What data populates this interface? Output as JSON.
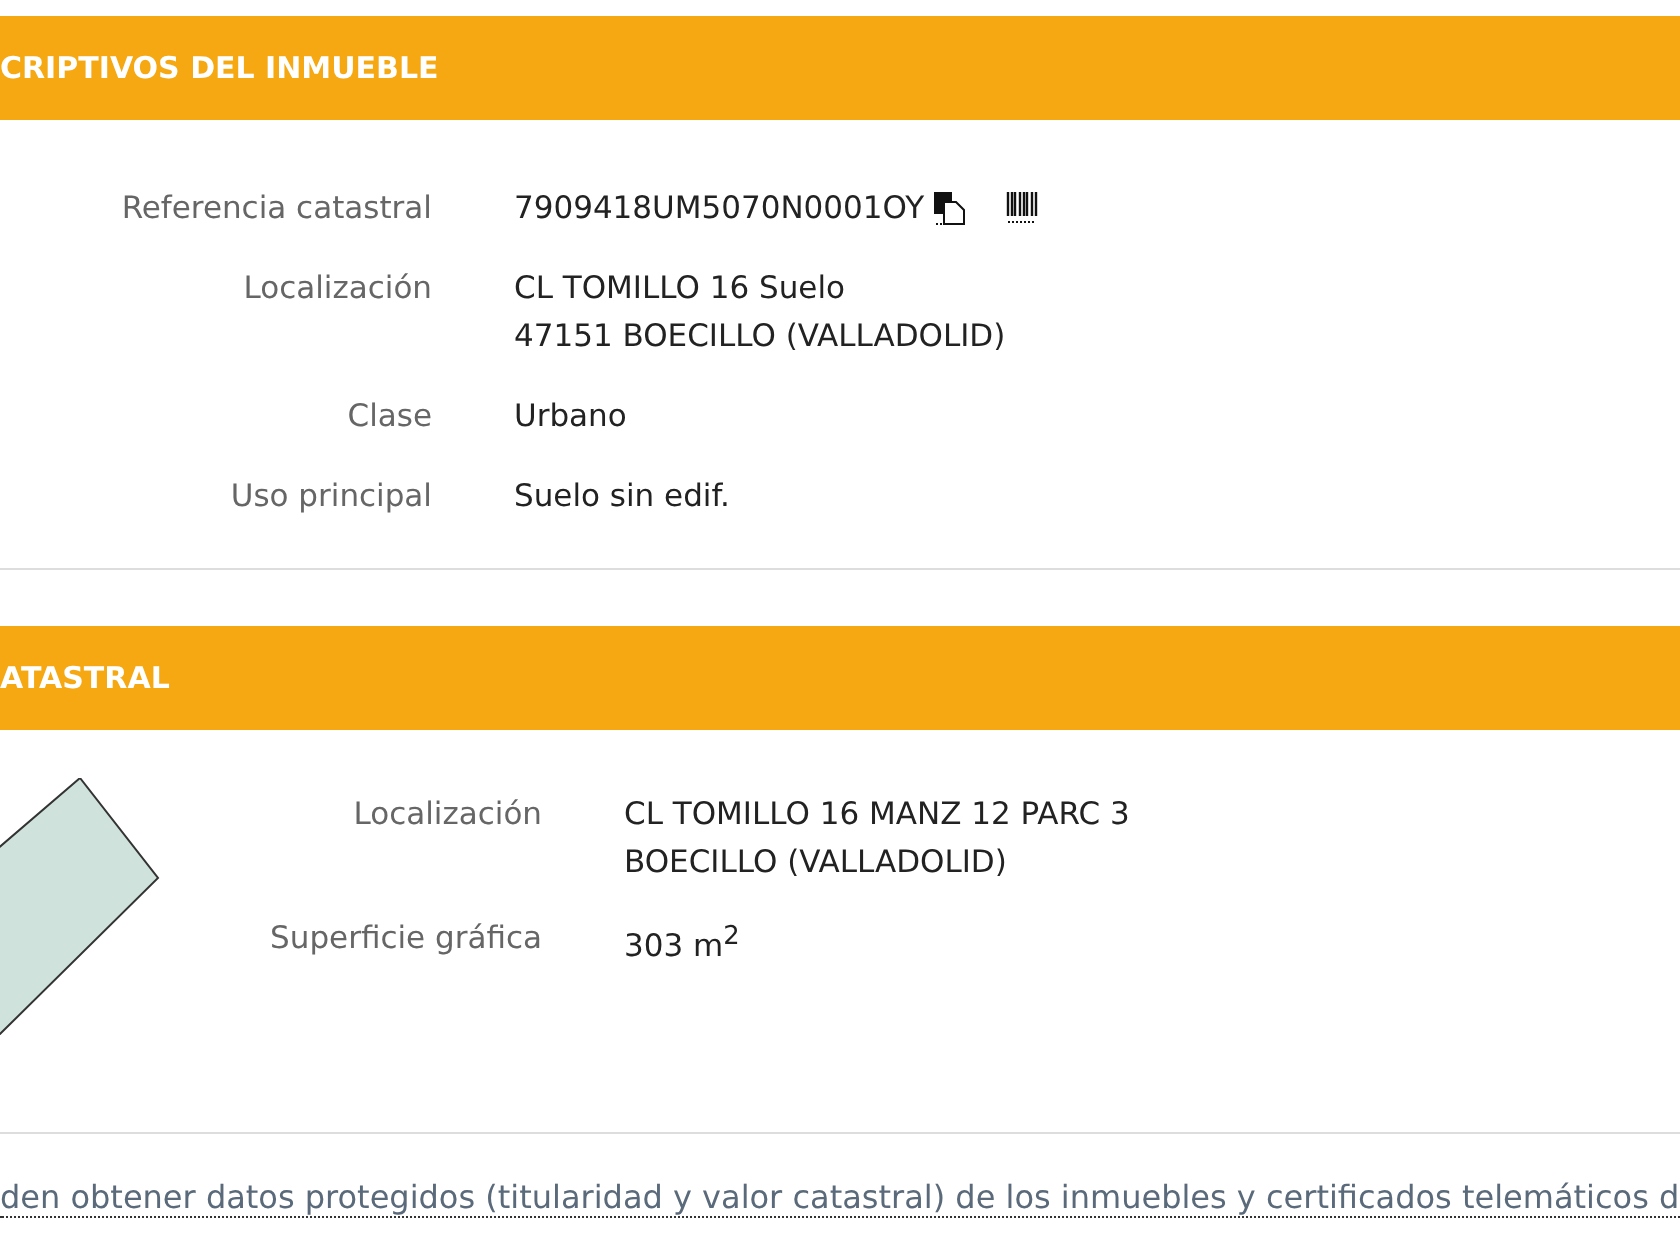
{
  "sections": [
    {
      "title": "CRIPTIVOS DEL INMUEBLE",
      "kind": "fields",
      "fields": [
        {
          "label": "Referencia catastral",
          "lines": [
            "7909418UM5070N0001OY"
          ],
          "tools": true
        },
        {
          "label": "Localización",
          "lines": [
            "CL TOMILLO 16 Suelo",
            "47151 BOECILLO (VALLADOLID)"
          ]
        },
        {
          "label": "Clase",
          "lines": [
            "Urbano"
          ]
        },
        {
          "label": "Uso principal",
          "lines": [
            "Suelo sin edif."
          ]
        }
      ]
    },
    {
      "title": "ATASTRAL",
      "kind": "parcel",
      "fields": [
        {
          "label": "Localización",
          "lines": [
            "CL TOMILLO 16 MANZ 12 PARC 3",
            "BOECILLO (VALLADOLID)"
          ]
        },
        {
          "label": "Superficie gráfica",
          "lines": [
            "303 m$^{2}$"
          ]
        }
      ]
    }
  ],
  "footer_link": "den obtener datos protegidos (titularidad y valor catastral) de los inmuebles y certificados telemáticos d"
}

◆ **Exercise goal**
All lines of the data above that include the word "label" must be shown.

◆ **Exercise output**
          "label": "Referencia catastral",
          "label": "Localización",
          "label": "Clase",
          "label": "Uso principal",
          "label": "Localización",
          "label": "Superficie gráfica",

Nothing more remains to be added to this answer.